Richard Wright, 50, grocer, b Gt Shelford
Luke T Cherry, partner, 44, grocer, b Bucks
William Heffer, 14, grocer’s apprentice, b Swavesey
Lucy Taber, 27, servant, b Cherry Hinton
In June 1871 Josiah Chater began to plan alterations to Nos. 1 and 1A Market Hill so as to utilise the brewhouse and stables and to provide a new cutting room, sewing room, warehouse and counting houses on the southern side, the corner of Petty Cury. This was to cater for their new business venture, the ready-made tailoring trade.
By 11 April Josiah Chater had opened their ‘manufactory’ for ready made clothes. He planned to have around 50 workers.
Josiah and William Chater decided to break their partnership. By the end of 1876 it was agreed that the grocer William Bond would take over the premises, allowing William Chater to continue on a ten year lease at No. 1A, and Chater and Osbourn at No.1. Josiah decided to pursue a career in accountancy.

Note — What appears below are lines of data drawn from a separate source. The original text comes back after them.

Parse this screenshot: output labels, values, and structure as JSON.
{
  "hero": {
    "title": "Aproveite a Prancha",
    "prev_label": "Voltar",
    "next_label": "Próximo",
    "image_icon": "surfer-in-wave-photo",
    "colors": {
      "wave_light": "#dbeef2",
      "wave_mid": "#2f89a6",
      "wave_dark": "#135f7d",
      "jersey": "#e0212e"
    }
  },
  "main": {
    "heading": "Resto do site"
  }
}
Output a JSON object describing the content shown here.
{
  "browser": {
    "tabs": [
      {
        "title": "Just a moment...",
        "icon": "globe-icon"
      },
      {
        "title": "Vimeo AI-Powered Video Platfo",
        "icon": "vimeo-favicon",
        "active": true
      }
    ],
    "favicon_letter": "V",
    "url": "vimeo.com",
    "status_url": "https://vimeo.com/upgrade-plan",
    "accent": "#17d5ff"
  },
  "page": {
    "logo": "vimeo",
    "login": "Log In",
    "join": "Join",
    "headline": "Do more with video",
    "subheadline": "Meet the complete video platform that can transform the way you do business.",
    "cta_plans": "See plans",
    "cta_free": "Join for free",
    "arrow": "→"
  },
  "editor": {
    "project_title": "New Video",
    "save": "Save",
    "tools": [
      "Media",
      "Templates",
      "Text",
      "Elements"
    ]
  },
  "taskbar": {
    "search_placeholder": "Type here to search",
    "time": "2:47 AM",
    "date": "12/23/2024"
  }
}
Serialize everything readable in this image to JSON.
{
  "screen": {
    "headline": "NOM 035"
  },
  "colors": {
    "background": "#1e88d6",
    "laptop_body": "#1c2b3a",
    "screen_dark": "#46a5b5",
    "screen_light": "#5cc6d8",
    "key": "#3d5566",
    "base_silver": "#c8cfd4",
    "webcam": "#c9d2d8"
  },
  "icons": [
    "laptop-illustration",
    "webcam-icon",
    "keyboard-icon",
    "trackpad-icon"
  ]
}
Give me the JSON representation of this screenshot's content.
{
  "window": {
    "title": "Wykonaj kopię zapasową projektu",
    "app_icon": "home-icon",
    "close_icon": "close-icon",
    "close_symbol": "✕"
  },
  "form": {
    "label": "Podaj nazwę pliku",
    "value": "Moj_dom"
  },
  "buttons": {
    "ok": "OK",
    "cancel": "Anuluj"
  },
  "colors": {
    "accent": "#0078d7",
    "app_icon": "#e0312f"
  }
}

In October, following occupation by a music and pianoforte seller, the property was demolished and new erected. The whole corner including part of Petty Cury, which had been the Veysey house dating from the 16th century was demolished.
Hallack and Bond move to the location
12/2/1909: Hallack and Bond can trace their association with Cambridge back over 100 years: it was there that Elizabeth Woodcock purchased her groceries before being lost in the snow in 1799. Tea was a luxury then, now it is a necessity and their delicate Katharata blend produces pleasing results. A visit to their tea room is a revelation: upon a tea-tasting day fragrant bouquets from the Far East assail the nostrils and the palate including one with a beautiful peach-like perfume (Cam.News)
Hallack & Bond Ltd, family grocers and provision merchants, tea blenders and coffee roasters
3/3/1927: Sir – I read of the sale of the old-established grocery and provision business of Hallack and Bond. It is regrettable that the ownership of another great business passes away from Cambridge. To many the name has been a by-word and a guarantee of quality and good service through the personal supervision of people resident in Cambridge. This must become a serious menace to the welfare of the town and all good citizens should avail themselves of the service ably rendered by locally owned firms – Loyal Citizen (Cam.News)
12/8/1927: An outstanding feature in the reconstruction of our new premises at 2, Market Hill, Cambridge, are the windows which are unique for a grocery business and compare in style with a London west-end store. We welcome an opportunity of showing you a store fitted and stocked in the most complete and scientific manner and where prized traditions inherited from our predecessors (Messrs Hallack and Bond) are upheld and carried forward with modem equipment. Shoppers may actually see their coffee roasted and ground. International Stores, the greatest grocers in the world. Advert. (Cam.News)
Montague Burton, tailors